> **TASK INSTRUCTIONS**
Looking at the data below, how many lines include the word "kind"? Respond with the number only.

> **MATERIAL SUPPLIED**
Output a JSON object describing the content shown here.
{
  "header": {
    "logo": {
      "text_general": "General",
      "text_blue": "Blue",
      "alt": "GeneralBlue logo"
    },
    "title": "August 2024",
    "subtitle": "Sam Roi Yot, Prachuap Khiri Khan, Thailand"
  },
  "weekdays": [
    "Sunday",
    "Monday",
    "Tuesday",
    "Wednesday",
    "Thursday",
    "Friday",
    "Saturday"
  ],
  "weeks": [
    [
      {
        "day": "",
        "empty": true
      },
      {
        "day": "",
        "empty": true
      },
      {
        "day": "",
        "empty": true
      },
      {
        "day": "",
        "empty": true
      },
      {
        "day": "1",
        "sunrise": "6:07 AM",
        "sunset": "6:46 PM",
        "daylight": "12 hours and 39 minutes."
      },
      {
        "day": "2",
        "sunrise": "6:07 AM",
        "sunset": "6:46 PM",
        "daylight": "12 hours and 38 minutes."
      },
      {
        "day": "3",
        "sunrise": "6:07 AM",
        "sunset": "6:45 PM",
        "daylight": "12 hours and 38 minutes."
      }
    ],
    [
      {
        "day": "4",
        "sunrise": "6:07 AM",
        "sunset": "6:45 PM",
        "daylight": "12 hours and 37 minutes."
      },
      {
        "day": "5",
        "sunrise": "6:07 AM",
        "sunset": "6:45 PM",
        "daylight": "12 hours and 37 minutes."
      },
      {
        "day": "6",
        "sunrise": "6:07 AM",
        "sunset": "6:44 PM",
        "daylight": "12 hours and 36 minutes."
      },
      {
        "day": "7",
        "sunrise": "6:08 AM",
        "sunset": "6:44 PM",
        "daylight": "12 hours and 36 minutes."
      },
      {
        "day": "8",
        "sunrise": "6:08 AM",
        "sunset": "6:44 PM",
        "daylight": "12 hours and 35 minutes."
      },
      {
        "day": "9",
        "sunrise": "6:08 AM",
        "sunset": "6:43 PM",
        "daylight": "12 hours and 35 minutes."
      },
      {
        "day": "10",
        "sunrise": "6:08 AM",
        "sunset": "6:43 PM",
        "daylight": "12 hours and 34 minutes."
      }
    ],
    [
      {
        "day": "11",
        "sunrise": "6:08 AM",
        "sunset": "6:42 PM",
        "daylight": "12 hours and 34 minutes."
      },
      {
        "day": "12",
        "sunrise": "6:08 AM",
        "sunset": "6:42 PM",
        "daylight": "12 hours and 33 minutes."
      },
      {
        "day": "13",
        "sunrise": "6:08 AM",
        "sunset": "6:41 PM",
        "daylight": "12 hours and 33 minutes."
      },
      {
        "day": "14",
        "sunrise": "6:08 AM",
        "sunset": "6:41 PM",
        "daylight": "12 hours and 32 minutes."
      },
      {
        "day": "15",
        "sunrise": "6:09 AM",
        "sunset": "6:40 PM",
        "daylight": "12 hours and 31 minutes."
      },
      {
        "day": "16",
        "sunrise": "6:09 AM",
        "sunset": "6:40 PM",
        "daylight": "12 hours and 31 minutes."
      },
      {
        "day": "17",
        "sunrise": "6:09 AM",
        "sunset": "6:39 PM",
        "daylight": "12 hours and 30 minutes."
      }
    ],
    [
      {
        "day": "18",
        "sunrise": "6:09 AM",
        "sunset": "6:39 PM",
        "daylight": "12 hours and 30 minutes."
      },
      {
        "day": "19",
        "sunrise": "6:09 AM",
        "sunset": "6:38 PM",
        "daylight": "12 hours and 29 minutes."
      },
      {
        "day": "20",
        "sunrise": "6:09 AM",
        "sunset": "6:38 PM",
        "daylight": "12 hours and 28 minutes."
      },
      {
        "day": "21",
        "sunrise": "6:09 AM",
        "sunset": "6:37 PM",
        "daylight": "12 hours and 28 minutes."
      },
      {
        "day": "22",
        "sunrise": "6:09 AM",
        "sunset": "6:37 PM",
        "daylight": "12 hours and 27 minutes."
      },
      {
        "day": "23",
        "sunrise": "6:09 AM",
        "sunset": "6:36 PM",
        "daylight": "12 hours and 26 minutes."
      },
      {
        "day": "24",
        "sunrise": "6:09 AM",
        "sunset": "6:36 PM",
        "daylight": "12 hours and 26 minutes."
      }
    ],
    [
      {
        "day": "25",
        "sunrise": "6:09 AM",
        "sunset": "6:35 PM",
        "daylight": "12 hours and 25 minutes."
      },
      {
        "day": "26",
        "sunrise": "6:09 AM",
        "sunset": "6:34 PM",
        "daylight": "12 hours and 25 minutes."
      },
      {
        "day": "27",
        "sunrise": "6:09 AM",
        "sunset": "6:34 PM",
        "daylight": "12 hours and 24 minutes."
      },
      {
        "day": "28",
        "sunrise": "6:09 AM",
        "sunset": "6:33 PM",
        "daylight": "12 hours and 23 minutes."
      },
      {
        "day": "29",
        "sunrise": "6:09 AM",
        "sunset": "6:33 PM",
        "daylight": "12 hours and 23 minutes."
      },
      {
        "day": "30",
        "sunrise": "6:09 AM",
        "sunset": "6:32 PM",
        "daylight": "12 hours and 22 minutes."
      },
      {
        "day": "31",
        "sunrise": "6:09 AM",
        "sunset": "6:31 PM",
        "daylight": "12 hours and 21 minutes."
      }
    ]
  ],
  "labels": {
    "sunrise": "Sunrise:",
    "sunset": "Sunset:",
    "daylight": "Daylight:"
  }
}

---

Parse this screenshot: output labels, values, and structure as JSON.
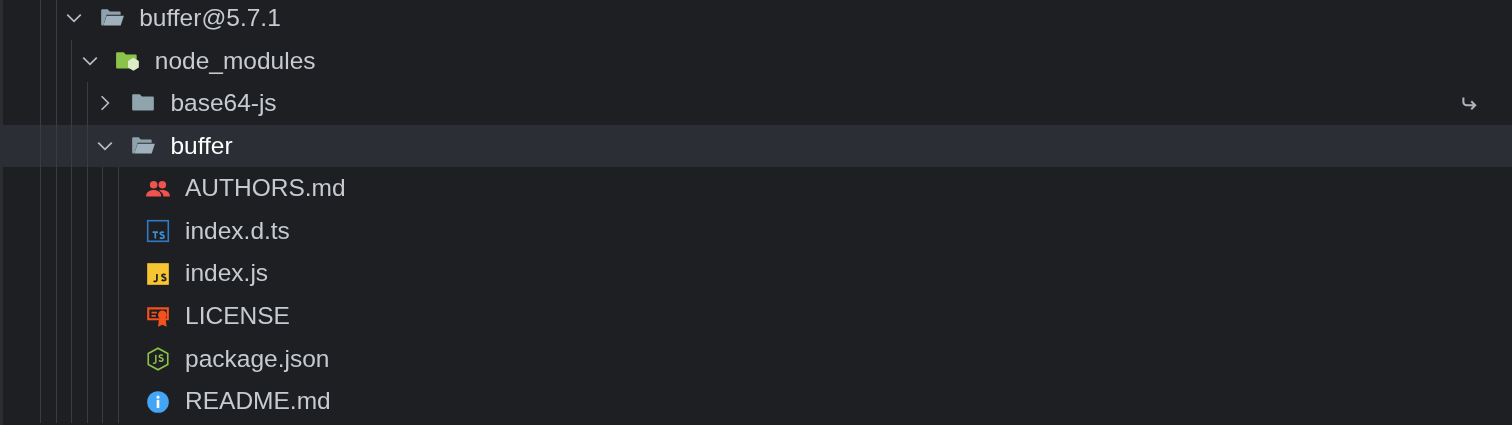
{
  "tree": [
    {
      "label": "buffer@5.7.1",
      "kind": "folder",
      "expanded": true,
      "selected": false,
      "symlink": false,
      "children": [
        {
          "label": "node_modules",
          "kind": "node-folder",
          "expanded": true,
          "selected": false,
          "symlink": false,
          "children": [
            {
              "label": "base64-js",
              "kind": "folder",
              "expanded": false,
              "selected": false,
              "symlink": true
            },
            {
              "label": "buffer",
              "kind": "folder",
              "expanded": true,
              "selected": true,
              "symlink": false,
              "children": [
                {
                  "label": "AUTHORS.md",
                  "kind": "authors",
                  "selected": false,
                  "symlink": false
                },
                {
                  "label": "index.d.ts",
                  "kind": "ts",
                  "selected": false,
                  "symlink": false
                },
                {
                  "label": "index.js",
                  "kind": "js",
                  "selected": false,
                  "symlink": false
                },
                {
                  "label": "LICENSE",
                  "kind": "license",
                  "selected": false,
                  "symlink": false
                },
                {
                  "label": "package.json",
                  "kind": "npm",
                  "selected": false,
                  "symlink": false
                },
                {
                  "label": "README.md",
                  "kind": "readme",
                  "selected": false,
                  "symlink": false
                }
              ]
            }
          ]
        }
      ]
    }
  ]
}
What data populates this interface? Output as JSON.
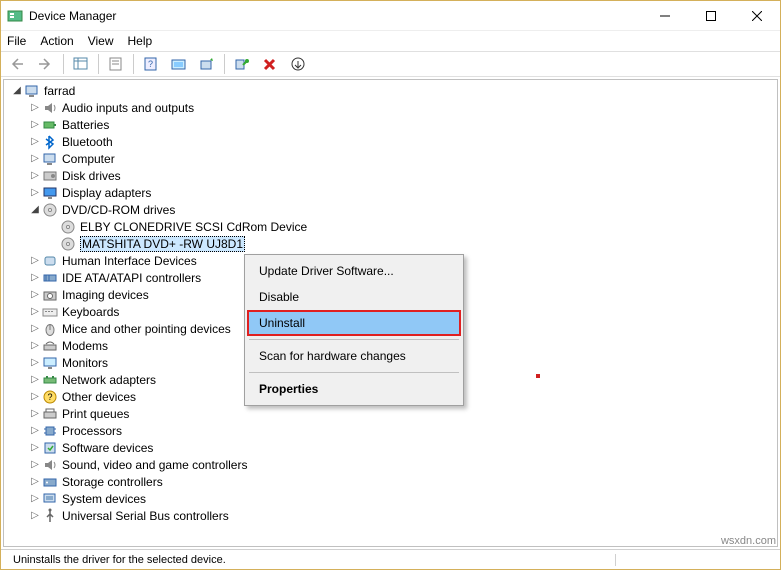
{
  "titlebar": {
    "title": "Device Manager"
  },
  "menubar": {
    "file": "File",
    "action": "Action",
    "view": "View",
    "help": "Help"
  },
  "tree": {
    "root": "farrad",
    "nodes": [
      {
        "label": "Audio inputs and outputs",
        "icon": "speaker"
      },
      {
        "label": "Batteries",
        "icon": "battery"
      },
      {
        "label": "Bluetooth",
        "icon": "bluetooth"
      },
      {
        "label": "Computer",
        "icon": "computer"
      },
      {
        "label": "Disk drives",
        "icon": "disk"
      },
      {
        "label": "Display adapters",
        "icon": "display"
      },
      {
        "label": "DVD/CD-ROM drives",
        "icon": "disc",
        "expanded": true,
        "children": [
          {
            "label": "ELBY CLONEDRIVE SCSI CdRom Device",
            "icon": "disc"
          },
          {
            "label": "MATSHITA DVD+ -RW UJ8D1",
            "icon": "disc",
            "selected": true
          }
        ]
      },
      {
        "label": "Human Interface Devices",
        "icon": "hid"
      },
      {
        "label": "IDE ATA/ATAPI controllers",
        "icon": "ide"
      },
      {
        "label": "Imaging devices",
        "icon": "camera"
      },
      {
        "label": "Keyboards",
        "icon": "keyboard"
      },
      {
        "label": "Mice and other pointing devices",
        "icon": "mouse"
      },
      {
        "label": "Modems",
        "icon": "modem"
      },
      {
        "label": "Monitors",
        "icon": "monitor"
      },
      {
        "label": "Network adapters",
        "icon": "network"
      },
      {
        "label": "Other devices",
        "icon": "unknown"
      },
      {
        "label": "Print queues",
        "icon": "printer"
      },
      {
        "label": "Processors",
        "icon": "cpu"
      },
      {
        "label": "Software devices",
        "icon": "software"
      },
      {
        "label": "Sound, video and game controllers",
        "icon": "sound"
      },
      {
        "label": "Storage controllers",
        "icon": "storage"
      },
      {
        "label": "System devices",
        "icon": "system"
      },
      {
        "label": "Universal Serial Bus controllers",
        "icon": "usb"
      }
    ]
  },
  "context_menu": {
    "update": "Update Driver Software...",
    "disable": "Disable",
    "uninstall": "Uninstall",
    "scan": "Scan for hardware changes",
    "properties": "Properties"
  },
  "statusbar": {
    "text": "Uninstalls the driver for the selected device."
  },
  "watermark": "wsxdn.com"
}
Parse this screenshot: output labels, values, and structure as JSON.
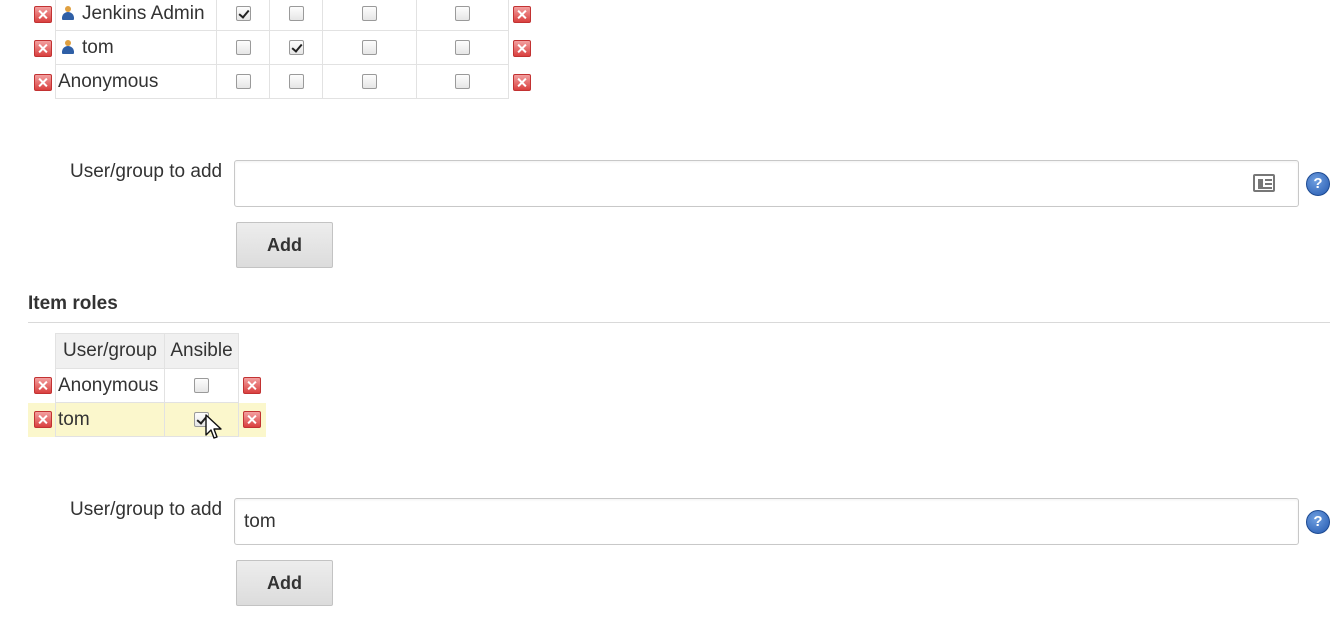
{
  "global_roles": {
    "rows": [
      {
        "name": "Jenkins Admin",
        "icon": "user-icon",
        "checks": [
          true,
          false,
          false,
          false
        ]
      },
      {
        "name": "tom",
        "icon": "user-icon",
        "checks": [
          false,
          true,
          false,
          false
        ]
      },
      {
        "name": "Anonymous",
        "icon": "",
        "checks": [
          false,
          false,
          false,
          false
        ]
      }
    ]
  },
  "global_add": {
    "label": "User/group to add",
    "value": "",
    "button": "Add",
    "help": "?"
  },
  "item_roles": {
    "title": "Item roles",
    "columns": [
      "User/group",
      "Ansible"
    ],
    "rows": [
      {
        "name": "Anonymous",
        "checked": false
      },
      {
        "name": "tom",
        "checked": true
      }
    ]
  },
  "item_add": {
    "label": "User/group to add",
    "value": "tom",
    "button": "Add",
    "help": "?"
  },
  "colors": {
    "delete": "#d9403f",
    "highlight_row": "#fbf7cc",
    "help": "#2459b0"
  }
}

> **SOLVED EXERCISE**
10